Tester introduces bill aimed at allowing antique gun re-importation, sales

Senator’s legislation would allow American-made firearms abroad to be re-sold to U.S. collectors

(WASHINGTON, D.C.) – Senator Jon Tester is introducing legislation to allow American-made guns that were given or sold to a foreign government to be re-imported and sold in the U.S.

Tester’s Collectible Firearms Protection Act comes days after he pushed the U.S. State Department to reconsider a decision denying the proposed sale of surplus M1 Carbines and Garand rifles from South Korea to qualified American buyers.  Many collectors consider the firearms antiques.

Under Tester’s new bill, firearms that are lawfully possessed by a foreign government—and that are more than 50 years old and considered antiques or relics—may be re-imported to properly licensed groups and sold without written permission from the U.S. Departments of State or Defense.

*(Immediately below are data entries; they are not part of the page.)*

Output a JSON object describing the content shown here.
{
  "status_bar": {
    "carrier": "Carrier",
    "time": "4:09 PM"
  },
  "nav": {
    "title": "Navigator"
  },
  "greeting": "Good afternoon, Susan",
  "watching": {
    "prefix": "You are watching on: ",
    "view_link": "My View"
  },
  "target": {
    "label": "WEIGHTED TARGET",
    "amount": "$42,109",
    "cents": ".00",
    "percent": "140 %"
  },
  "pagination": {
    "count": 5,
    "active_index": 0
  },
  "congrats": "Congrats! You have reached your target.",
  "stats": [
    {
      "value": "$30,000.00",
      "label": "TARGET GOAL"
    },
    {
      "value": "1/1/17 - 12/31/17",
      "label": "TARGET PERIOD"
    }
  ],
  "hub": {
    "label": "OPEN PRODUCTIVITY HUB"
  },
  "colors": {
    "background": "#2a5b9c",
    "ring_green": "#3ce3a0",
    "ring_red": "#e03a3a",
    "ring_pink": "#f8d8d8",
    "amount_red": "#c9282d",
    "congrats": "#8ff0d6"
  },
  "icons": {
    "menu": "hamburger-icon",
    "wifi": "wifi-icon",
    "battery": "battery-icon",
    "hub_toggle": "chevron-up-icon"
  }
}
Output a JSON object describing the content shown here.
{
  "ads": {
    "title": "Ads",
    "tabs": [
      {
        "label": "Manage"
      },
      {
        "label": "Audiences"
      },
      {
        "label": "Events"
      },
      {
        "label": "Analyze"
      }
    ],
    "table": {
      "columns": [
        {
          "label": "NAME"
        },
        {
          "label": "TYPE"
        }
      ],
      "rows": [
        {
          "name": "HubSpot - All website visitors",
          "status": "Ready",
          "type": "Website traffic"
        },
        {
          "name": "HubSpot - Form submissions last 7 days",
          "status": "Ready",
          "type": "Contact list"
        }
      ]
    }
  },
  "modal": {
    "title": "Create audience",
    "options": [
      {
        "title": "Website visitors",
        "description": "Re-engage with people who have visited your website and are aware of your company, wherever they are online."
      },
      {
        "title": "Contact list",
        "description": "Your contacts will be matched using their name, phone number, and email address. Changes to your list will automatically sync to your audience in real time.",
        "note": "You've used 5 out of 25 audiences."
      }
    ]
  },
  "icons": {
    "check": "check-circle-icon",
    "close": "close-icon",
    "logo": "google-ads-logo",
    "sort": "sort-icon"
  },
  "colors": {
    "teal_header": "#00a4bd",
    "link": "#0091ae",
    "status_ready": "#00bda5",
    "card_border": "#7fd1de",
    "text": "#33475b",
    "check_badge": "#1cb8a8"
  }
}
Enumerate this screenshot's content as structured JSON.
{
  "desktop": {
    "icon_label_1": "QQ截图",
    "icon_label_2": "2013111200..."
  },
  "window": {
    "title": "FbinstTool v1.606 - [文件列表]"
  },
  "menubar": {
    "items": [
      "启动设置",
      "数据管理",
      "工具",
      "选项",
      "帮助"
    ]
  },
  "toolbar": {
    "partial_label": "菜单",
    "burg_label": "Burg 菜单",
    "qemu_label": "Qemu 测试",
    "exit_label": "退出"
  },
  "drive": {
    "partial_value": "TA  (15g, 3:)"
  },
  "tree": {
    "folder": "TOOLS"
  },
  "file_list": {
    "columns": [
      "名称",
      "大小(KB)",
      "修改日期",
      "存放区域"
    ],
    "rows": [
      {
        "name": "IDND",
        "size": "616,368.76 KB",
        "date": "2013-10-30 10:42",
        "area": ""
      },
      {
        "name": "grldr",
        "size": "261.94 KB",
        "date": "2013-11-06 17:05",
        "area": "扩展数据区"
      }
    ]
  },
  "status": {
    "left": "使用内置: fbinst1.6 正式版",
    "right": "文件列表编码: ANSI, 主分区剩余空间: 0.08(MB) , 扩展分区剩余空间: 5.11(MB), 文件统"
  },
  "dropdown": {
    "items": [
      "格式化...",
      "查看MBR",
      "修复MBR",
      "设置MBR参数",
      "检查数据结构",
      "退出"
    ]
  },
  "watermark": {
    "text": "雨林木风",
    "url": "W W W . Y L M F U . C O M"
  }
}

“When we’re talking about American guns used to defeat the Nazis in World War II, we’re talking about a piece of America’s heritage—not a threat to public safety,” Tester said.  “If a decision isn't going to be made to allow the responsible sale of these firearms to law-abiding Americans, then we need legislation to get it done.”

Senator Max Baucus is a cosponsor of the bill. 

“This bill is about putting good, plain common sense into practice,” Baucus said. “These guns are pieces of history that tell the American story, and law-abiding citizens ought to have the right to purchase them legally.”

According to a news report, the State Department rejected South Korea’s proposal to sell its surplus of American-made M1 Carbines and M1 Garand rifles to U.S. buyers over concerns that the firearms “could potentially be exploited by individuals seeking firearms for illicit purposes.”

Tester rejected that reasoning, writing in a letter to Secretary of State Hillary Clinton that, “Rejecting the responsible sale of legal firearms over hypothetical concerns that they could be used for ‘illicit purposes’ sets a dangerous precedent and it is contrary to the Second Amendment rights of law-abiding Americans.”

The Collectible Firearms Protection Act is available online, HERE.